# Why doesn't the LM7805 circuit short circuit?

I'm new to electronics and have made some simple projects using a LM7805. I'm using the following schematics:

I don't understand why this circuit works. Why doesn't it short circuit? I thought electricity always takes the "easiest" path which in my opinion would be the following:

Why does the electricity even bother going through the 7805 to begin with while it can just fill up the 0.33uf capacitor and then go right through it back to the battery?

Let's have a look inside a capacitor to see what prevent the short circuit.

A capacitor consists of two conducting plates. And there's an isolating plate between the two conducting plates.

How is current able to pass through the the isolating plate?

When there's a change in electrons (charge) on one conducting plate, a change in the charge of the other conducting plate occurs. The two conducting plates affect each other because the isolating plate is very thin. This way current can pass through a capacitor. I consider it as a virtual current.

When you apply an AC signal, a short circuit will happen because there's a rapid change in the charge of the plates.

When the frequency is decreased, lower current can pass. Capacitor is considered as a resistor and this resistance is called "capacitive reactance".

When you apply a DC voltage (zero frequency):

At the beginning, the capacitor will charge because applying DC voltage itself is considered a change in charge.

After completing charging, current will stop flowing because there's no change in the charges.

• Then why actually use capacitors to begin with? Why not just hook up pin 1 to positive, 2 to ground and 3 as the 5v output? Commented Mar 18, 2017 at 22:36
• @Markinson capacitors act like storage tanks for electrons. They can be extracted and returned very quickly. You use them to provide "load leveling" and noise reduction. Commented Mar 18, 2017 at 22:39
• They help the voltage regulator to filter noise. They pass AC signal to the ground. And keep almost pure DC to feed the load Commented Mar 18, 2017 at 22:40
• And current NEVER travels though them other than the small leakage current. It's more a case of electrons go in one end and that forces different electrons to leave the other end. Looking at it as a black box, that is observed as current "through" the box, but that is not technically accurate. Commented Mar 18, 2017 at 22:42
• @Trevor Yes it is technically accurate. Don't confuse the abstract current with the electrons.
– pipe
Commented Mar 18, 2017 at 23:52
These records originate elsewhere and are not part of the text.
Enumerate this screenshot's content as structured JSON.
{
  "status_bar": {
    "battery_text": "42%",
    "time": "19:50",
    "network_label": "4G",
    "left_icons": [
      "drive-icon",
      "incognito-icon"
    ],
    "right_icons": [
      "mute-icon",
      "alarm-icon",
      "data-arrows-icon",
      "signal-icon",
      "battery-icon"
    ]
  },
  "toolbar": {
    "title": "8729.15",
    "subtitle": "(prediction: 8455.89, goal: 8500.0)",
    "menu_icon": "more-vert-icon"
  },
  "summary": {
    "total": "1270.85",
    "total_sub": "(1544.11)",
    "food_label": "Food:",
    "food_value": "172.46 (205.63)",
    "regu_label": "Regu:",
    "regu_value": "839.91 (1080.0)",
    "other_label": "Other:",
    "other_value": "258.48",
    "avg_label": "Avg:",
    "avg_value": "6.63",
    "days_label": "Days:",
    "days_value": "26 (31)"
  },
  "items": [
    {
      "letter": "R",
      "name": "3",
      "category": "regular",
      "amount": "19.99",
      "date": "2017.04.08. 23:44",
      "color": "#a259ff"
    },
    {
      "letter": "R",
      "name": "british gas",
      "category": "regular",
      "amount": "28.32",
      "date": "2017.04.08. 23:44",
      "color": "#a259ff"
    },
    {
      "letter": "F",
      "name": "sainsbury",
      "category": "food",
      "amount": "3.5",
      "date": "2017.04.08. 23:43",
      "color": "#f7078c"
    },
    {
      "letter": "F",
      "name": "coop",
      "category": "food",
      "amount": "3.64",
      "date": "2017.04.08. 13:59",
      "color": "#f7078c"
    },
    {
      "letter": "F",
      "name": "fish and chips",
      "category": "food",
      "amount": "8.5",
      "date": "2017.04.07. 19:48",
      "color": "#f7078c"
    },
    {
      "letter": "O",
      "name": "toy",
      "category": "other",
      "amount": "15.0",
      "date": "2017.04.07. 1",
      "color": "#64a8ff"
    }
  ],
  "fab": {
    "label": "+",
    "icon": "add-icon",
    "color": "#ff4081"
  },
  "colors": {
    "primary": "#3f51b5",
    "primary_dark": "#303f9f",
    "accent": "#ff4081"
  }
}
Capacitors do not present a short circuit path. The Capacitor will charge then stop when full, acting as a parallel voltage source when the Input voltage source drops for whatever reason.

And electricity does not just take the easiest path, or path of least resistance. Electricity will flow through all parallel paths. You may see a greater current through one path due to its lower resistance, but it will go through other paths too.

Your thinking is actually 100% correct!

The "electricity" (current) does "fill up" the 0.33uF capacitor before flowing to the 7505 regulator.

However, the capacitor "fills up" in a fraction of a second. After that, flow to the capacitor essentially stops and current flows to the regulator only.

Another way to view it is that the capacitor goes from a "short circuit" when it's fully discharged to an "open circuit" when it's fully charged.

Note - in practice, things are slightly more convoluted due to parasitic effects: https://en.wikipedia.org/wiki/Parasitic_element_(electrical_networks)

When you apply a voltage to the 7805 the input capacitor is charged and then the DC current through this capacitor stops. At the same time the other way for the current is,through the 7805 to the connected load at the output and a little bit to the ground connection.

So you are right. There would be a current through the capacitor but only during the charging of the capacitor. This current is limited because the capacitor has an internal resistance in series with the actual capacitor. Once the capacitor has internally the same voltage level as the input voltage the charging stops.

• There would be a current through the capacitor OR Would there be current into the capacitor while charging? Commented Mar 19, 2017 at 3:34